> [Activity] Below are records. Count every line containing the word "hint" and give the number alone.

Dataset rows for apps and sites
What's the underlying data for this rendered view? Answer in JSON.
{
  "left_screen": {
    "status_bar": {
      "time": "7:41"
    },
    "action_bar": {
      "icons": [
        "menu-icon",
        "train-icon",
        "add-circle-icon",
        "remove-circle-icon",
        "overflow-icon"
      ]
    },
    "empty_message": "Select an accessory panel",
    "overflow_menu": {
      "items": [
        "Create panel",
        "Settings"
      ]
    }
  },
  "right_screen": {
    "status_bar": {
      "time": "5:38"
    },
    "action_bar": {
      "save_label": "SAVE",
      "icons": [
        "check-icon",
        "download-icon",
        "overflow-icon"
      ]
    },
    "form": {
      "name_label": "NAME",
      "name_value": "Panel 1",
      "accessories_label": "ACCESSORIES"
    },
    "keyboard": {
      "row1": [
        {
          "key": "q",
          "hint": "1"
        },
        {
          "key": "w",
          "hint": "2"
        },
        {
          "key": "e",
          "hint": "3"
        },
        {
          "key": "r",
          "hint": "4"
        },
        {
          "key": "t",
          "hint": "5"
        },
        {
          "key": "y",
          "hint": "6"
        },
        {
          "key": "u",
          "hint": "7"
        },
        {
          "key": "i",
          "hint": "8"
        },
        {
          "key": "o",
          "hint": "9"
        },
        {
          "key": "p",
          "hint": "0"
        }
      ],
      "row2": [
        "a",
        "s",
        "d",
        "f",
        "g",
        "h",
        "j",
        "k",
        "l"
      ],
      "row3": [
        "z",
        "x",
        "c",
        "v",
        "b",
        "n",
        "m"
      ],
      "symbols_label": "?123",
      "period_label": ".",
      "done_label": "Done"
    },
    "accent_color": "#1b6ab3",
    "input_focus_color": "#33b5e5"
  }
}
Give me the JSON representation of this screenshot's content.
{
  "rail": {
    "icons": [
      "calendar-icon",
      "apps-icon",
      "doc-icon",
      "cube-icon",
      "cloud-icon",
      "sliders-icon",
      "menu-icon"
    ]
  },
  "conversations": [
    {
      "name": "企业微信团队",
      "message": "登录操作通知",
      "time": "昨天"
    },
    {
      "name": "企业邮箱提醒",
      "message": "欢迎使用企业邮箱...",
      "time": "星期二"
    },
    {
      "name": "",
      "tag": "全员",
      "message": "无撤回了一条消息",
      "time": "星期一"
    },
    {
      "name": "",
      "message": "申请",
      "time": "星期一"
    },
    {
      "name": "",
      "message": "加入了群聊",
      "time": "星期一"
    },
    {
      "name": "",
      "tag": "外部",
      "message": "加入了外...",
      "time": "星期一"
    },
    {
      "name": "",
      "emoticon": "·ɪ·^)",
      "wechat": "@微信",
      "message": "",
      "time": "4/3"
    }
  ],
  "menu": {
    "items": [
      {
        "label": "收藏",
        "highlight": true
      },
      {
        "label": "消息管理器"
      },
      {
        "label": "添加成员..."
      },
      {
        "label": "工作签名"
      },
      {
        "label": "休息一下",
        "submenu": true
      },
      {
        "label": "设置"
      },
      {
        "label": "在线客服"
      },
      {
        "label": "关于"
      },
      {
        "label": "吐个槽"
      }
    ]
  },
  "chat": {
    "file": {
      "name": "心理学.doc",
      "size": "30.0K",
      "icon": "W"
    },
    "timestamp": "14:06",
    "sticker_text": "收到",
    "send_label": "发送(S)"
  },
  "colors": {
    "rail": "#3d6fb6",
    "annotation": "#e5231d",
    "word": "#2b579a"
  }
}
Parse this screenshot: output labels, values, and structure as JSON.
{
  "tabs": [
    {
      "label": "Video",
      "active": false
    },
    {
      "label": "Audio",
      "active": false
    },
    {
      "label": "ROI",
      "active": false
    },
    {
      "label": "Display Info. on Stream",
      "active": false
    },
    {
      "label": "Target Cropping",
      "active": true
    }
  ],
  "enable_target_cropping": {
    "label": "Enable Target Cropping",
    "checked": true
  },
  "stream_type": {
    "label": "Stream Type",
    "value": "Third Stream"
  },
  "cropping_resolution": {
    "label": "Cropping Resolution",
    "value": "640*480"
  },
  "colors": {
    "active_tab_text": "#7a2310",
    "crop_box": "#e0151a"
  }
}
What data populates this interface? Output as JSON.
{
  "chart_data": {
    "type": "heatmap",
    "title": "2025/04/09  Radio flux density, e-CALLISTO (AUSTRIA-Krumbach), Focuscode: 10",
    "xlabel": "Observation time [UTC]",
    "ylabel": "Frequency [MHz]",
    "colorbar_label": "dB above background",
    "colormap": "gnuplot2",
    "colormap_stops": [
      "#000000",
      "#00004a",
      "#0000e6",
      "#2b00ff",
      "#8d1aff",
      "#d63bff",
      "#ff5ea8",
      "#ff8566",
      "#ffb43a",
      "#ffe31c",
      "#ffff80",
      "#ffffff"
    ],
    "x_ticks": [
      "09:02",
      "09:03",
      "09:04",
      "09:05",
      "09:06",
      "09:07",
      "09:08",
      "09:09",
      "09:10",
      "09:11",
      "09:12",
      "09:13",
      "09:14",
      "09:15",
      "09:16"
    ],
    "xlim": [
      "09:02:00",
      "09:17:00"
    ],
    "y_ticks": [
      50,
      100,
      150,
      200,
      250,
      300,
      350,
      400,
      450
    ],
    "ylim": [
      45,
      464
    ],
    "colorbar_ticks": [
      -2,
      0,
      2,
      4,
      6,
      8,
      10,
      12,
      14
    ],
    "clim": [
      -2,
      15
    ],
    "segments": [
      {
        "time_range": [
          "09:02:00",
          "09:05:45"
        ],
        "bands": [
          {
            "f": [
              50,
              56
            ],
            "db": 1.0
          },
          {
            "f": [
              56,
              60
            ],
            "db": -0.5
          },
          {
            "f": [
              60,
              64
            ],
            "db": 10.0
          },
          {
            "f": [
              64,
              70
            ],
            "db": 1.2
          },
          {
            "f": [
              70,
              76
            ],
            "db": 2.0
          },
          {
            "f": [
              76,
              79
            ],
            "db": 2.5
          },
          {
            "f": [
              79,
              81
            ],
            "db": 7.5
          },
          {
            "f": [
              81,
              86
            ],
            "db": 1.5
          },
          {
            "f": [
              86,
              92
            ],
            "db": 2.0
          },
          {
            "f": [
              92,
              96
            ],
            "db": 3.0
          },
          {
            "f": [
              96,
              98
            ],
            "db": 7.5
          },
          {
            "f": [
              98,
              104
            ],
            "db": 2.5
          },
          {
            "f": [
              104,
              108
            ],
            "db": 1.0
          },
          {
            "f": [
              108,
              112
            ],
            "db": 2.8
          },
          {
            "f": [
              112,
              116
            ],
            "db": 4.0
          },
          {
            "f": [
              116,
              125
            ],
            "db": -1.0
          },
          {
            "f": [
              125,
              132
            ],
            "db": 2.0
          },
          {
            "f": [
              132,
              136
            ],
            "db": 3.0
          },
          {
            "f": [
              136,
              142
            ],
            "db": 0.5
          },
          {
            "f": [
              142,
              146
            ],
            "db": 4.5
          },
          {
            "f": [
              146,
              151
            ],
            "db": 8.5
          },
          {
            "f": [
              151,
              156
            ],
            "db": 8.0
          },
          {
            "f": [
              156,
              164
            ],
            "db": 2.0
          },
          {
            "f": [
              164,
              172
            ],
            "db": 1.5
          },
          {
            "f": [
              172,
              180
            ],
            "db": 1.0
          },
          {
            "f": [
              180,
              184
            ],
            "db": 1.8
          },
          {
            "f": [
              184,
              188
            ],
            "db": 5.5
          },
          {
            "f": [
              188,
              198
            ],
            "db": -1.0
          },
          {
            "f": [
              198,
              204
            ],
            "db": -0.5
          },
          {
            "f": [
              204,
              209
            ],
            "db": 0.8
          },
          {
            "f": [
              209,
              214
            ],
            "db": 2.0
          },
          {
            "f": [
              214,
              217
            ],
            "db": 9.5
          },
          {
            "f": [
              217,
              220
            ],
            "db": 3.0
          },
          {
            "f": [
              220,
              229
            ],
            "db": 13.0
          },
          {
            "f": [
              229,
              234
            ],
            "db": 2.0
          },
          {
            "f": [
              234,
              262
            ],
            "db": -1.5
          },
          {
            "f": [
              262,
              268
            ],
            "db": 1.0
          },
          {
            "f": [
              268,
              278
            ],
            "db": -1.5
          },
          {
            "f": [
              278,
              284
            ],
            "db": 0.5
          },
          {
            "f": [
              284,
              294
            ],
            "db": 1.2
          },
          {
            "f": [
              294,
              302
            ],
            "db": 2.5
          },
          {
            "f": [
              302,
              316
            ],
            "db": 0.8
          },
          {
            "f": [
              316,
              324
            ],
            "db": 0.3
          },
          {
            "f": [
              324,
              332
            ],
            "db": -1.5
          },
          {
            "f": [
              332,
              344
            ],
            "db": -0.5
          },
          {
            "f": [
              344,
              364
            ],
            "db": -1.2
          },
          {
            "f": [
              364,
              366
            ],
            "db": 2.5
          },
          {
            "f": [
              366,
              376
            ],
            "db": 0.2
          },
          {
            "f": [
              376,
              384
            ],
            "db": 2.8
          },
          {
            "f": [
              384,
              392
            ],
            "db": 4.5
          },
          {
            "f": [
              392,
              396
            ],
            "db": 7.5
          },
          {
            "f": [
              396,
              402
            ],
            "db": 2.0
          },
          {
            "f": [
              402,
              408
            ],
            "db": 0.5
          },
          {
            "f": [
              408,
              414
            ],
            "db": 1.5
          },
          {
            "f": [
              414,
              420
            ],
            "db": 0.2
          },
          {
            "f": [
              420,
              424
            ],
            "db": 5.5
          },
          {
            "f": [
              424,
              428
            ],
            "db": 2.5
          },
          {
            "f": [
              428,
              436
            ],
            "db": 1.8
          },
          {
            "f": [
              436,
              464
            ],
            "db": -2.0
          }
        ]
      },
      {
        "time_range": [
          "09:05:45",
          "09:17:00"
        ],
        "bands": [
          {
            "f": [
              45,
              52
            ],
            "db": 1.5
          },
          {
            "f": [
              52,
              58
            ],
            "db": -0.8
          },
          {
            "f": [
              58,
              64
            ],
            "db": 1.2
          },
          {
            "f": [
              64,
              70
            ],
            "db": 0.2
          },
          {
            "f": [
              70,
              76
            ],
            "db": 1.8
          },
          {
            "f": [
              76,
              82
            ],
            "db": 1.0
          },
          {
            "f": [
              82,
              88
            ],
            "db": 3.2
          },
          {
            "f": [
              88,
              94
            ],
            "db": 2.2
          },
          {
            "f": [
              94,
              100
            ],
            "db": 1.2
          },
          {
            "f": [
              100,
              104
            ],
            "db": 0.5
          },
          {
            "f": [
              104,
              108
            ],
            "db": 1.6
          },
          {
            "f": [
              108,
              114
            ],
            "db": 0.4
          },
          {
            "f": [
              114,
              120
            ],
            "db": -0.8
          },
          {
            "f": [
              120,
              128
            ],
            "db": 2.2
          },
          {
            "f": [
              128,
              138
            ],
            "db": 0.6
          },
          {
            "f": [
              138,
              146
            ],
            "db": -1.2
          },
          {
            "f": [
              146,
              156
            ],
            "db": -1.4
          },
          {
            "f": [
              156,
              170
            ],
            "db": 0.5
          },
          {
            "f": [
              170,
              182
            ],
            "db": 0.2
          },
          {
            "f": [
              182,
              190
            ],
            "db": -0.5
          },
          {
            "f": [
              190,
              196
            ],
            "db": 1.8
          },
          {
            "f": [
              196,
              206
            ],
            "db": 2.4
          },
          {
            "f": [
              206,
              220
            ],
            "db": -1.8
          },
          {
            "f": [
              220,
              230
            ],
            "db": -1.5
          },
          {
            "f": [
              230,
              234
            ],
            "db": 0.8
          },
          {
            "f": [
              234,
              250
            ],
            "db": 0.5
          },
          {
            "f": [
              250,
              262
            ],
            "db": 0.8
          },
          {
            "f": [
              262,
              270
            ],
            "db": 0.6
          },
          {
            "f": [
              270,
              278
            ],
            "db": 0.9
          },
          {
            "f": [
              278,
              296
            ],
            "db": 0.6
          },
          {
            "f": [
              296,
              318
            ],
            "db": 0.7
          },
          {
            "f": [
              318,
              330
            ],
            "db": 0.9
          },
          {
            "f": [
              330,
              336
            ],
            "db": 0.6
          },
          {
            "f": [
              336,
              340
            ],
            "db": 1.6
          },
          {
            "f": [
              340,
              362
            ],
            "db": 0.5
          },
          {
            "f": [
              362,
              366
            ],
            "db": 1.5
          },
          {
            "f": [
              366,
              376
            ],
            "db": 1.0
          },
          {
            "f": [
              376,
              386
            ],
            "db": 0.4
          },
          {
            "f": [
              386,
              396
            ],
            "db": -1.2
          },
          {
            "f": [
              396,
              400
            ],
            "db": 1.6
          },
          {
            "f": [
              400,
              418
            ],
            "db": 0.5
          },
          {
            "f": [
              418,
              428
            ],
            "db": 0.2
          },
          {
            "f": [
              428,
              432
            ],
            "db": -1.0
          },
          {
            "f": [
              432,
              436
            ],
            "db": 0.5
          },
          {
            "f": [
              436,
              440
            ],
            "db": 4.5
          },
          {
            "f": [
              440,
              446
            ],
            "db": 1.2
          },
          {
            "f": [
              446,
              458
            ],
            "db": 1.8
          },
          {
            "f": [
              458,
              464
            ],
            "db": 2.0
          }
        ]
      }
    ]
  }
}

> [Written answer] 10